Wednesday, July 1 | Arthritis Foundation
Each year at this time, we commemorate the estimated 300,000 children and their families in the United States who face the everyday challenges of living with juvenile arthritis (JA) and related diseases. Juvenile arthritis is an umbrella term used to describe the many autoimmune and inflammatory conditions or pediatric rheumatic diseases that can develop in children and teens.
The various types of juvenile arthritis share many common symptoms, like pain, joint swelling, redness and warmth, but each type of JA is distinct and has its own unique characteristics and how it affects the body.
Common Types of Juvenile Arthritis
Considered the most common form of childhood arthritis, JIA includes six subtypes: oligoarthritis, polyarthritis, systemic, enthesitis-related, juvenile psoriatic arthritis or undifferentiated.
An inflammatory disease, juvenile dermatomyositis causes muscle weakness and a skin rash on the eyelids and knuckles.
Lupus is an autoimmune disease. The most common form is systemic lupus erythematosus, or SLE. Lupus can affect the joints, skin, kidneys, blood and other parts of the body.
Scleroderma, which literally means “hard skin,” describes a group of conditions that can cause the skin to tighten and harden.
This disease causes blood vessel inflammation that can lead to heart complications.
This disease may include features of arthritis, lupus dermatomyositis and scleroderma, and is associated with very high levels of a particular antinuclear antibody called anti-RNP.
This chronic pain syndrome is an arthritis-related condition, which can cause stiffness and aching, along with fatigue, disrupted sleep and other symptoms. More common in girls, fibromyalgia is seldom diagnosed before puberty.
The Arthritis Foundation & Juvenile Arthritis
We have established juvenile arthritis as one of our four key organizational pillars because we recognize that the needs of these families are unique and pressing. We are proud of our leadership in funding JA research and all we do for the arthritis population.
The Arthritis Foundation has partnered with organizations like PCORI, PARTNERS and CARRA to create a more powerful research and advocacy community, leveraging the knowledge and skills of doctors, researchers and staff from all of these organizations to advance and accelerate the quest for new and better treatments – and ultimately to find a cure.
In addition to our advocacy efforts on state and national levels, the Arthritis Foundation hosts our annual JA Conference (held in Orlando later this month), runs JA camps around the country and provides JA Power Packs – free toolkits that contain useful information and resources to assist newly-diagnosed kids, teens and their families in more easily navigating their journey with JA.

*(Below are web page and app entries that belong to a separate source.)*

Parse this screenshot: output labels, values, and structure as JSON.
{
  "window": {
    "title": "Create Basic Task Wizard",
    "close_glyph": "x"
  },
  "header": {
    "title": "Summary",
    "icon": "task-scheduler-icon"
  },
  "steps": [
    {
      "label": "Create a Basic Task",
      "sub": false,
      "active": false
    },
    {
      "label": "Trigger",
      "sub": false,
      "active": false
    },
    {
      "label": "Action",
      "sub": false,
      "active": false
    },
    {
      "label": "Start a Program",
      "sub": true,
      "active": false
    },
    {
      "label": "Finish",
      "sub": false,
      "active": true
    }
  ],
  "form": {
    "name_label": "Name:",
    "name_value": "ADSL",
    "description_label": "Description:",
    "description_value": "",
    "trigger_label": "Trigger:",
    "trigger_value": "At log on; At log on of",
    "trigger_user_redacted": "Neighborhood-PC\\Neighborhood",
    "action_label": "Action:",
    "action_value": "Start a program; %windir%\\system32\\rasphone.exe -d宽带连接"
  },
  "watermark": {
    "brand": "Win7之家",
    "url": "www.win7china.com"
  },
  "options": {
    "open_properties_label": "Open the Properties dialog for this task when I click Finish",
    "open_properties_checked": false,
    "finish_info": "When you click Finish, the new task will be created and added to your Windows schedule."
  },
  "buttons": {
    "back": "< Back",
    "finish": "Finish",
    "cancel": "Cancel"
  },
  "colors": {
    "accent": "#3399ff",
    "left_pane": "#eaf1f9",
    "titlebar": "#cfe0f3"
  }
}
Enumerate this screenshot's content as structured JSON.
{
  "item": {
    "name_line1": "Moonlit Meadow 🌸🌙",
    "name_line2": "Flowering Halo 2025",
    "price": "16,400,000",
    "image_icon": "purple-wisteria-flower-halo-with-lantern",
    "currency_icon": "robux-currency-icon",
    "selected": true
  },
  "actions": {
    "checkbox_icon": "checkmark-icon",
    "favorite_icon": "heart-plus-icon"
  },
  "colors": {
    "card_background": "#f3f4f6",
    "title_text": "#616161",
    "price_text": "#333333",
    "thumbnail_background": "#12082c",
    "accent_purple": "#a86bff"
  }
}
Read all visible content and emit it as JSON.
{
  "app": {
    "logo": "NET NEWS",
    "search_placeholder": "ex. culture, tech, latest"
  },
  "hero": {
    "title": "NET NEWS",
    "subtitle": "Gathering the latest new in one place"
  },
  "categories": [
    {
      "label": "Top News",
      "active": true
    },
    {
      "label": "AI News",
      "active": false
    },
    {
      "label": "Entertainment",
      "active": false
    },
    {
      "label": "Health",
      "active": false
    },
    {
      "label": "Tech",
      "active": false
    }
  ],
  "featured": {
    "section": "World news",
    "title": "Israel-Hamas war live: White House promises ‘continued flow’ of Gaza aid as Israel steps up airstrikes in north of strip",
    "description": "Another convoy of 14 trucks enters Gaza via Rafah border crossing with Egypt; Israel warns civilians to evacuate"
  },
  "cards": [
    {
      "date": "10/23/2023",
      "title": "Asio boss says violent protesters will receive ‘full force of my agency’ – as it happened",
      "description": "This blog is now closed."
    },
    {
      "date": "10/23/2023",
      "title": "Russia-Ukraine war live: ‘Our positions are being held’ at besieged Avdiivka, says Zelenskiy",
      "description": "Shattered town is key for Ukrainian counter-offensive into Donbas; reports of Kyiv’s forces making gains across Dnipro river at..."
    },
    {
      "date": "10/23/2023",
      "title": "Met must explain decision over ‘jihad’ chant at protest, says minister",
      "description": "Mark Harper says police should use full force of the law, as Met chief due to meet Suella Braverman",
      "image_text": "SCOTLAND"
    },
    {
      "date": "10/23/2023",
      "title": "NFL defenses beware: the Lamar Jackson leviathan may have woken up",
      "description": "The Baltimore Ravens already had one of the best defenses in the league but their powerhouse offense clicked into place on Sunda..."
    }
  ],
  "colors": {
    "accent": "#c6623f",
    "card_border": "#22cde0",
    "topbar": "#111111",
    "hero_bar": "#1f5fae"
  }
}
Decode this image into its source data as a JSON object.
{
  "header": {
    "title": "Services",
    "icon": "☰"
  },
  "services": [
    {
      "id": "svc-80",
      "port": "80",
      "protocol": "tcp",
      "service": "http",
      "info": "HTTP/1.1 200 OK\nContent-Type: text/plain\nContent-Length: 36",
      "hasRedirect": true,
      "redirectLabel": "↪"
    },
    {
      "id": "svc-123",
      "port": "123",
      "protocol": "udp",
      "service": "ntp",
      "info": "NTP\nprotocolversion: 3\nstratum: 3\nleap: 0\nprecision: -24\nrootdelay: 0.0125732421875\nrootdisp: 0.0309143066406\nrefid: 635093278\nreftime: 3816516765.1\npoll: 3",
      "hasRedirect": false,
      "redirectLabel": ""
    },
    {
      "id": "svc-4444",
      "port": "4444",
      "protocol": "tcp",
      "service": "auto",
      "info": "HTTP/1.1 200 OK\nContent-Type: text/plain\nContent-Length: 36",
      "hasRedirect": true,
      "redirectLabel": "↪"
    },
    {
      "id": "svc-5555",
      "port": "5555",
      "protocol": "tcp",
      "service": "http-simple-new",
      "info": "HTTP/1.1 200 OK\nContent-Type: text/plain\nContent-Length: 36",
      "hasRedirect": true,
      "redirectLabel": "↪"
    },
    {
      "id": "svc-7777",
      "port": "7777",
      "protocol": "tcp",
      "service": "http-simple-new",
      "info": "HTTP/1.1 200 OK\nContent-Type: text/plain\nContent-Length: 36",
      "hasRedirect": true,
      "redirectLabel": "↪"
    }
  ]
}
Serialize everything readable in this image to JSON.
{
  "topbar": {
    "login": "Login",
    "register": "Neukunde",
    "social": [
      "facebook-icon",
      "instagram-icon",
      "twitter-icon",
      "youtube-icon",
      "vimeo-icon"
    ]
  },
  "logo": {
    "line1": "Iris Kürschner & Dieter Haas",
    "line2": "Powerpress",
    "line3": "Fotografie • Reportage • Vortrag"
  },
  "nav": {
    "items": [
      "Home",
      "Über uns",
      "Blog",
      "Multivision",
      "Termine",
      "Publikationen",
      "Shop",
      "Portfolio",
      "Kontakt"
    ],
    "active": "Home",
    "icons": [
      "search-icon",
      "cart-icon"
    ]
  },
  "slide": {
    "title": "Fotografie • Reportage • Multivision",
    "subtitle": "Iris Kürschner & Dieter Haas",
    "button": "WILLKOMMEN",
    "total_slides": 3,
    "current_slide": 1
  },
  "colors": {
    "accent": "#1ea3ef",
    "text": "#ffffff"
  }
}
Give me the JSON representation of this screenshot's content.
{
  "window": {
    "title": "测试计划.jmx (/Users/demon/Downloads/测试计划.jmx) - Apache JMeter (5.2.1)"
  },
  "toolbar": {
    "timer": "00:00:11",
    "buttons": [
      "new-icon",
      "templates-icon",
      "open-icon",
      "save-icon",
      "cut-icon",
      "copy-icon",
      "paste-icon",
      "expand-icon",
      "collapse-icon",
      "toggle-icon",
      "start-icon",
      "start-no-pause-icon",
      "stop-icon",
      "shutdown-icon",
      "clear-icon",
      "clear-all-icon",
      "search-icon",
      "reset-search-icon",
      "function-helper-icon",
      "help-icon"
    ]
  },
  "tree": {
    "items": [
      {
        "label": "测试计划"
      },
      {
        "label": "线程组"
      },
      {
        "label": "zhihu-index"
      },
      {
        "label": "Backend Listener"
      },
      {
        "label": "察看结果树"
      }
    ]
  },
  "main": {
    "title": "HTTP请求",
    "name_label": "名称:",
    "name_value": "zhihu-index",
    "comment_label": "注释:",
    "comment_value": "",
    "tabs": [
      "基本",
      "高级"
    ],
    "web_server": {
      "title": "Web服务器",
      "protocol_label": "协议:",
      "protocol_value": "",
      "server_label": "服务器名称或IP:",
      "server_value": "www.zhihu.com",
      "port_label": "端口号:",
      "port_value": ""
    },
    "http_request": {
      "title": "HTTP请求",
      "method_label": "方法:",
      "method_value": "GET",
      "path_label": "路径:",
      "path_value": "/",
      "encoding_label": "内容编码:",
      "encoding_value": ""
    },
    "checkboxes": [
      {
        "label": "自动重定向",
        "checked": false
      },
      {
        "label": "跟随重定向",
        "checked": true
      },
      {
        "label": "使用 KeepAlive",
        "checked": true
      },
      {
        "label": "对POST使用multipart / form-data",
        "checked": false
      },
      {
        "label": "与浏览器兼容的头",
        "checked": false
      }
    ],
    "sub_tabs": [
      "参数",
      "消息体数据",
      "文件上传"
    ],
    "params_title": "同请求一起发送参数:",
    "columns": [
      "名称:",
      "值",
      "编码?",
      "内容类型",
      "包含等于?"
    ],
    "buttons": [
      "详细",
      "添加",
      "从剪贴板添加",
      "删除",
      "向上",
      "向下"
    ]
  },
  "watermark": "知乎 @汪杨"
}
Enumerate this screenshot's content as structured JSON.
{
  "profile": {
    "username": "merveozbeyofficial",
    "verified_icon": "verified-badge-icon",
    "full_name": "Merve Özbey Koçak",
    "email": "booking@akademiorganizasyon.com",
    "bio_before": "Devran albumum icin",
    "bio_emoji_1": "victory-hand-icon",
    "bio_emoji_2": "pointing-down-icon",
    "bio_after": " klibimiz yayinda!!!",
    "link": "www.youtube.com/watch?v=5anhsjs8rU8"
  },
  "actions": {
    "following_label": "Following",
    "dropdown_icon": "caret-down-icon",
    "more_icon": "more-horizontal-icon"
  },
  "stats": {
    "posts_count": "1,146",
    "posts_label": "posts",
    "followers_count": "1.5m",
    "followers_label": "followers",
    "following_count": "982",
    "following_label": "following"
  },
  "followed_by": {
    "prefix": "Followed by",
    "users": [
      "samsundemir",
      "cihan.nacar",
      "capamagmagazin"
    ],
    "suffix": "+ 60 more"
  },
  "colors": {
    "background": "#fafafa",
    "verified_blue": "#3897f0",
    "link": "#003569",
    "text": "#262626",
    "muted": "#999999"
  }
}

The Arthritis Foundation is dedicated to standing alongside each and every family in the U.S. affected by juvenile arthritis and related pediatric rheumatic diseases – helping them learn how to conquer their illness from an early age and how to become a Champion of Yes for a lifetime. You can learn more about JA by visiting the Arthritis Foundation’s website dedicated to pediatric rheumatic diseases: KidsGetArthritisToo (www.kgat.org).